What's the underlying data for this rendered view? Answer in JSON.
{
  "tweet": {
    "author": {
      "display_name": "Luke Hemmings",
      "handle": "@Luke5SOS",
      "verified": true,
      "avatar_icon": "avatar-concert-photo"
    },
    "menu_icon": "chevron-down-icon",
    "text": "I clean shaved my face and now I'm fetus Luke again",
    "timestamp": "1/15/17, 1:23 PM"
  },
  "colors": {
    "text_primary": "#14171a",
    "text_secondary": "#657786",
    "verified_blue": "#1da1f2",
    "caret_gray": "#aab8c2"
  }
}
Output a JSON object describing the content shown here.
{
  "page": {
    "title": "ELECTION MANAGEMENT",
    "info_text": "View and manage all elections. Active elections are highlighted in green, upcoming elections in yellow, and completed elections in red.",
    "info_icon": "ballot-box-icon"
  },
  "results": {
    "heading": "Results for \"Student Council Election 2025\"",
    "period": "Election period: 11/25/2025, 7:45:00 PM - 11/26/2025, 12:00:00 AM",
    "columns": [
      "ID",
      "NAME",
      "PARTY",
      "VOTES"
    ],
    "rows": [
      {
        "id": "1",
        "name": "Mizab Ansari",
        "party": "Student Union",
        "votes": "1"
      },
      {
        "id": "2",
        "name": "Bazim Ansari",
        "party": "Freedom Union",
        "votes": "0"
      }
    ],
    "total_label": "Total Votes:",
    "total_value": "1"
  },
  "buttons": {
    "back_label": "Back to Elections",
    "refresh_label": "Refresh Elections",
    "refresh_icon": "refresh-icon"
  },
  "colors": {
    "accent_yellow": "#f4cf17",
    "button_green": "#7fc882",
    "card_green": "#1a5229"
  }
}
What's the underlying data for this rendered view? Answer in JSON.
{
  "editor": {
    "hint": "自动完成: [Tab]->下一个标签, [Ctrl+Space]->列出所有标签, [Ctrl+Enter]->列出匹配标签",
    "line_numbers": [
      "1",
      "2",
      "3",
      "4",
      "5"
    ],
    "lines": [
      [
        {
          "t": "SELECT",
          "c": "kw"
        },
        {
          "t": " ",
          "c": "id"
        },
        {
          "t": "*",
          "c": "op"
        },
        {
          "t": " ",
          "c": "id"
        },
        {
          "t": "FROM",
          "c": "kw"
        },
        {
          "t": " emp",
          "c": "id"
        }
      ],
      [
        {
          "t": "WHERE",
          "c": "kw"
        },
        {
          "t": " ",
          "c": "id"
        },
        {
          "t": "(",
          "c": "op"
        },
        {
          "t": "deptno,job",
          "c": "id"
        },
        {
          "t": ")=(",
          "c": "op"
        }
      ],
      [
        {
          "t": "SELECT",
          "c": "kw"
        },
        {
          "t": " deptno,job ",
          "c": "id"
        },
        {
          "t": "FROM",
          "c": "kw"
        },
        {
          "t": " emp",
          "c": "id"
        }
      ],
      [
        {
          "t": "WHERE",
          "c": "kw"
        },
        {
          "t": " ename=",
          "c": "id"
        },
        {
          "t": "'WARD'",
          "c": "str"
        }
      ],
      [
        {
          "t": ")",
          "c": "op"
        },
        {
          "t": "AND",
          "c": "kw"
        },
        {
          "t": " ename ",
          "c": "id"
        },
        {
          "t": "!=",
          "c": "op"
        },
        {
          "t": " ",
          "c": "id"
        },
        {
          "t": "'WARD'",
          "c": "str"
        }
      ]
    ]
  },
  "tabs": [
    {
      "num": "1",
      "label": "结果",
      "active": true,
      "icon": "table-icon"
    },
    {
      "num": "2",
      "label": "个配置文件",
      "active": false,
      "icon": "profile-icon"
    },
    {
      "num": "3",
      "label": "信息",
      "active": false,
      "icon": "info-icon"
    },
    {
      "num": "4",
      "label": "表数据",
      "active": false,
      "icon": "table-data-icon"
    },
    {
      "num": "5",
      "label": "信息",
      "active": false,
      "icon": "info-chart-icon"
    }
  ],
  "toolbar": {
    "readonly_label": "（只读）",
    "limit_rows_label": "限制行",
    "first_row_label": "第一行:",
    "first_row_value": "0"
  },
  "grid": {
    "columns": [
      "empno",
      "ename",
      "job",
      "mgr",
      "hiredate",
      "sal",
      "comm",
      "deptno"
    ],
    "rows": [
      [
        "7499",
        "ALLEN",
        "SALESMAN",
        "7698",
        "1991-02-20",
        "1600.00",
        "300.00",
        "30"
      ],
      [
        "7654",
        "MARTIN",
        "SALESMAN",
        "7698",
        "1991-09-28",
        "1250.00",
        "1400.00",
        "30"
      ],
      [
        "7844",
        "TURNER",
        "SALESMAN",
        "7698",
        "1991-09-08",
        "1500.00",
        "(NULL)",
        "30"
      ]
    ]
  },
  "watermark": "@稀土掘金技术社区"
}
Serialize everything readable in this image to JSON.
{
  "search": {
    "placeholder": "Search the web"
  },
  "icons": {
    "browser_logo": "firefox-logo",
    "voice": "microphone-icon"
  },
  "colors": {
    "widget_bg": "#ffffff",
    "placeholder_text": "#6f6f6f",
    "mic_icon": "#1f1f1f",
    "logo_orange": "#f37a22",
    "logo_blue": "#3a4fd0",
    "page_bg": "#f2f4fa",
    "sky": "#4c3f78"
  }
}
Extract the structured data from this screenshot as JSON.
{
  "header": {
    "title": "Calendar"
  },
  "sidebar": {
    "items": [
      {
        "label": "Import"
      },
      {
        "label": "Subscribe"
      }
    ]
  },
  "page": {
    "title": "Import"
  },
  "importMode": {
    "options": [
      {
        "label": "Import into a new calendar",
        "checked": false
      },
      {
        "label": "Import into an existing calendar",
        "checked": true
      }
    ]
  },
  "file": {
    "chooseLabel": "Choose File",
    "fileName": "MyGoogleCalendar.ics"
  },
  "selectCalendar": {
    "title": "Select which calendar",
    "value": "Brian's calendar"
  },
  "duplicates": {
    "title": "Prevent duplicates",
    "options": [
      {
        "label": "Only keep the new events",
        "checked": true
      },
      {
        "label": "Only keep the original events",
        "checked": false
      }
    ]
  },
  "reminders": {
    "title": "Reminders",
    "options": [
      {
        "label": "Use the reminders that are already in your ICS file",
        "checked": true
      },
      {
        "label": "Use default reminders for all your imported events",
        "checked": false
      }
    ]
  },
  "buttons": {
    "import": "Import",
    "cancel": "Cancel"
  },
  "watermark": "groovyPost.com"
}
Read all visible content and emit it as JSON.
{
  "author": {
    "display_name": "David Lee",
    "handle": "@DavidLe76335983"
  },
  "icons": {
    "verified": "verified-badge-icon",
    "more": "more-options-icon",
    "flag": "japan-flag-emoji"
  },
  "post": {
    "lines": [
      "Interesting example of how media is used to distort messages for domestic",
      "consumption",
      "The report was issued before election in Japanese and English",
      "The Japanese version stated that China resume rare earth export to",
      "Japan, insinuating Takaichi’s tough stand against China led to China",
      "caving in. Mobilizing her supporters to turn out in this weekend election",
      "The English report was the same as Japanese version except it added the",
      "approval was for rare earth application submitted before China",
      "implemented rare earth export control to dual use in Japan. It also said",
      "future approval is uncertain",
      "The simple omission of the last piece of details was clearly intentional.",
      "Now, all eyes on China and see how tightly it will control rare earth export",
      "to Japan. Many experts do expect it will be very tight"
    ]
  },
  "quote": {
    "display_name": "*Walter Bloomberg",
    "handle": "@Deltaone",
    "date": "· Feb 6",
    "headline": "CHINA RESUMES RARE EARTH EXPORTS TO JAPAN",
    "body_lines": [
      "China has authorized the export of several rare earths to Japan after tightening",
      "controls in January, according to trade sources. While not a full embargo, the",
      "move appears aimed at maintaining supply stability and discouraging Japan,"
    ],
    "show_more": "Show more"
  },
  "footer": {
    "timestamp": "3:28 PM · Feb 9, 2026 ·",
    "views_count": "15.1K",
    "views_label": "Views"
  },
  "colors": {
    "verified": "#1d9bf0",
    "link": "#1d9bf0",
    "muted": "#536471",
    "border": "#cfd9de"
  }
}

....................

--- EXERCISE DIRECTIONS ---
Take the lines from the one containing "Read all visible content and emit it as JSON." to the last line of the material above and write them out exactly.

--- RESPONSE TO THIS EXERCISE ---
Read all visible content and emit it as JSON.
{
  "author": {
    "display_name": "David Lee",
    "handle": "@DavidLe76335983"
  },
  "icons": {
    "verified": "verified-badge-icon",
    "more": "more-options-icon",
    "flag": "japan-flag-emoji"
  },
  "post": {
    "lines": [
      "Interesting example of how media is used to distort messages for domestic",
      "consumption",
      "The report was issued before election in Japanese and English",
      "The Japanese version stated that China resume rare earth export to",
      "Japan, insinuating Takaichi’s tough stand against China led to China",
      "caving in. Mobilizing her supporters to turn out in this weekend election",
      "The English report was the same as Japanese version except it added the",
      "approval was for rare earth application submitted before China",
      "implemented rare earth export control to dual use in Japan. It also said",
      "future approval is uncertain",
      "The simple omission of the last piece of details was clearly intentional.",
      "Now, all eyes on China and see how tightly it will control rare earth export",
      "to Japan. Many experts do expect it will be very tight"
    ]
  },
  "quote": {
    "display_name": "*Walter Bloomberg",
    "handle": "@Deltaone",
    "date": "· Feb 6",
    "headline": "CHINA RESUMES RARE EARTH EXPORTS TO JAPAN",
    "body_lines": [
      "China has authorized the export of several rare earths to Japan after tightening",
      "controls in January, according to trade sources. While not a full embargo, the",
      "move appears aimed at maintaining supply stability and discouraging Japan,"
    ],
    "show_more": "Show more"
  },
  "footer": {
    "timestamp": "3:28 PM · Feb 9, 2026 ·",
    "views_count": "15.1K",
    "views_label": "Views"
  },
  "colors": {
    "verified": "#1d9bf0",
    "link": "#1d9bf0",
    "muted": "#536471",
    "border": "#cfd9de"
  }
}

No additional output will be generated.